*** Given records ***

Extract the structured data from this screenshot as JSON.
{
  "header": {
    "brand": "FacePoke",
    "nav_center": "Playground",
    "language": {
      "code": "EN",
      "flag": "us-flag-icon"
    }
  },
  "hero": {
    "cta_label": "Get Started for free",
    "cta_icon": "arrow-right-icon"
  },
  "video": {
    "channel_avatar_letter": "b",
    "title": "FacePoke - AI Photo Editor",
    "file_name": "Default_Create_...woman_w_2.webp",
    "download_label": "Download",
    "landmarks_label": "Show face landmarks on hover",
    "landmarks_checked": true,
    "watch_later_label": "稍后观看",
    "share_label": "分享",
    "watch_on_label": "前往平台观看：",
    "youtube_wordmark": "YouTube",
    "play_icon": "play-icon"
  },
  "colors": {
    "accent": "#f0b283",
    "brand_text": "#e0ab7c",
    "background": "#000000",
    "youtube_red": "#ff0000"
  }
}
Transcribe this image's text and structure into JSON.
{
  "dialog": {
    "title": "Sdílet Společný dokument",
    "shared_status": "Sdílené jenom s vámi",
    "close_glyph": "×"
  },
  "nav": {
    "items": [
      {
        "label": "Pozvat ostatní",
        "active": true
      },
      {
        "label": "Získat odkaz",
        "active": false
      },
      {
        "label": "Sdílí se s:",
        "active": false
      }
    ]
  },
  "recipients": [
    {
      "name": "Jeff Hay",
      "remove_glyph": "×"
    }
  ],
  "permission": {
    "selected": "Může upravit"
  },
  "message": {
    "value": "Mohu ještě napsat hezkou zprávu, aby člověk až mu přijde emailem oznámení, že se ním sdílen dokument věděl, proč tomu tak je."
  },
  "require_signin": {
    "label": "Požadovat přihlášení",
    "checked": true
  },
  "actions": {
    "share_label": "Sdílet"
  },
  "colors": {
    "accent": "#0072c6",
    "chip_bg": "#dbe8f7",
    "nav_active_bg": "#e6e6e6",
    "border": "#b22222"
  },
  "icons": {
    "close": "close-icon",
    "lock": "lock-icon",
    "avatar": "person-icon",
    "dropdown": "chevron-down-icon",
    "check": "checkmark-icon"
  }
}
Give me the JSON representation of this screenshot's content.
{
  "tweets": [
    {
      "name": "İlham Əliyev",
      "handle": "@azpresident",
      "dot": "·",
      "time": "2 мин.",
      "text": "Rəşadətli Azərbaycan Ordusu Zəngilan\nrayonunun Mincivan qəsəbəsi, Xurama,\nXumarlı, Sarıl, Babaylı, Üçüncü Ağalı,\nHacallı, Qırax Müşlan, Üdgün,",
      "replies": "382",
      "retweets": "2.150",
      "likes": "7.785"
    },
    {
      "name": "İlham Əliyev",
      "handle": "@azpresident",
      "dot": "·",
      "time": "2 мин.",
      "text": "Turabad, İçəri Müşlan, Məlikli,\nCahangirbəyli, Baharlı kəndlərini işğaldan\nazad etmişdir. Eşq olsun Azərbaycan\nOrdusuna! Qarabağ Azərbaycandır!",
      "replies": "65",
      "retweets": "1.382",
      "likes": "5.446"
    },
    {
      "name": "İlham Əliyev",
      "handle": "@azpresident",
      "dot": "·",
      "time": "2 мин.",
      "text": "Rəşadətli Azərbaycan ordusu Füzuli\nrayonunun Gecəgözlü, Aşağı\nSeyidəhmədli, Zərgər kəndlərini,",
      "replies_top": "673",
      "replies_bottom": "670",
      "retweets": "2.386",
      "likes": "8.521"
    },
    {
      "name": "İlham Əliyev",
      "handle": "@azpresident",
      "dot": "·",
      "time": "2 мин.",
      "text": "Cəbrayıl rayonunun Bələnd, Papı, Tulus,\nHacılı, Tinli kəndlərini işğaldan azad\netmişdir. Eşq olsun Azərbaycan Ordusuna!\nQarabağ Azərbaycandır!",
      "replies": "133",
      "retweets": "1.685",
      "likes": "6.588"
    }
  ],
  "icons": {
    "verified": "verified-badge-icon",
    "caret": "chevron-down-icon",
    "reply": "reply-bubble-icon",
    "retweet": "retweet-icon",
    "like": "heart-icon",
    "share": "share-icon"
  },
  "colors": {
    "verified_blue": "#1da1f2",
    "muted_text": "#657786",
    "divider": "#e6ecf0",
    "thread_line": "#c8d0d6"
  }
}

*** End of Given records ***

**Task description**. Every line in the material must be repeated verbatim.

**Written reply**.
Extract the structured data from this screenshot as JSON.
{
  "header": {
    "brand": "FacePoke",
    "nav_center": "Playground",
    "language": {
      "code": "EN",
      "flag": "us-flag-icon"
    }
  },
  "hero": {
    "cta_label": "Get Started for free",
    "cta_icon": "arrow-right-icon"
  },
  "video": {
    "channel_avatar_letter": "b",
    "title": "FacePoke - AI Photo Editor",
    "file_name": "Default_Create_...woman_w_2.webp",
    "download_label": "Download",
    "landmarks_label": "Show face landmarks on hover",
    "landmarks_checked": true,
    "watch_later_label": "稍后观看",
    "share_label": "分享",
    "watch_on_label": "前往平台观看：",
    "youtube_wordmark": "YouTube",
    "play_icon": "play-icon"
  },
  "colors": {
    "accent": "#f0b283",
    "brand_text": "#e0ab7c",
    "background": "#000000",
    "youtube_red": "#ff0000"
  }
}
Transcribe this image's text and structure into JSON.
{
  "dialog": {
    "title": "Sdílet Společný dokument",
    "shared_status": "Sdílené jenom s vámi",
    "close_glyph": "×"
  },
  "nav": {
    "items": [
      {
        "label": "Pozvat ostatní",
        "active": true
      },
      {
        "label": "Získat odkaz",
        "active": false
      },
      {
        "label": "Sdílí se s:",
        "active": false
      }
    ]
  },
  "recipients": [
    {
      "name": "Jeff Hay",
      "remove_glyph": "×"
    }
  ],
  "permission": {
    "selected": "Může upravit"
  },
  "message": {
    "value": "Mohu ještě napsat hezkou zprávu, aby člověk až mu přijde emailem oznámení, že se ním sdílen dokument věděl, proč tomu tak je."
  },
  "require_signin": {
    "label": "Požadovat přihlášení",
    "checked": true
  },
  "actions": {
    "share_label": "Sdílet"
  },
  "colors": {
    "accent": "#0072c6",
    "chip_bg": "#dbe8f7",
    "nav_active_bg": "#e6e6e6",
    "border": "#b22222"
  },
  "icons": {
    "close": "close-icon",
    "lock": "lock-icon",
    "avatar": "person-icon",
    "dropdown": "chevron-down-icon",
    "check": "checkmark-icon"
  }
}
Give me the JSON representation of this screenshot's content.
{
  "tweets": [
    {
      "name": "İlham Əliyev",
      "handle": "@azpresident",
      "dot": "·",
      "time": "2 мин.",
      "text": "Rəşadətli Azərbaycan Ordusu Zəngilan\nrayonunun Mincivan qəsəbəsi, Xurama,\nXumarlı, Sarıl, Babaylı, Üçüncü Ağalı,\nHacallı, Qırax Müşlan, Üdgün,",
      "replies": "382",
      "retweets": "2.150",
      "likes": "7.785"
    },
    {
      "name": "İlham Əliyev",
      "handle": "@azpresident",
      "dot": "·",
      "time": "2 мин.",
      "text": "Turabad, İçəri Müşlan, Məlikli,\nCahangirbəyli, Baharlı kəndlərini işğaldan\nazad etmişdir. Eşq olsun Azərbaycan\nOrdusuna! Qarabağ Azərbaycandır!",
      "replies": "65",
      "retweets": "1.382",
      "likes": "5.446"
    },
    {
      "name": "İlham Əliyev",
      "handle": "@azpresident",
      "dot": "·",
      "time": "2 мин.",
      "text": "Rəşadətli Azərbaycan ordusu Füzuli\nrayonunun Gecəgözlü, Aşağı\nSeyidəhmədli, Zərgər kəndlərini,",
      "replies_top": "673",
      "replies_bottom": "670",
      "retweets": "2.386",
      "likes": "8.521"
    },
    {
      "name": "İlham Əliyev",
      "handle": "@azpresident",
      "dot": "·",
      "time": "2 мин.",
      "text": "Cəbrayıl rayonunun Bələnd, Papı, Tulus,\nHacılı, Tinli kəndlərini işğaldan azad\netmişdir. Eşq olsun Azərbaycan Ordusuna!\nQarabağ Azərbaycandır!",
      "replies": "133",
      "retweets": "1.685",
      "likes": "6.588"
    }
  ],
  "icons": {
    "verified": "verified-badge-icon",
    "caret": "chevron-down-icon",
    "reply": "reply-bubble-icon",
    "retweet": "retweet-icon",
    "like": "heart-icon",
    "share": "share-icon"
  },
  "colors": {
    "verified_blue": "#1da1f2",
    "muted_text": "#657786",
    "divider": "#e6ecf0",
    "thread_line": "#c8d0d6"
  }
}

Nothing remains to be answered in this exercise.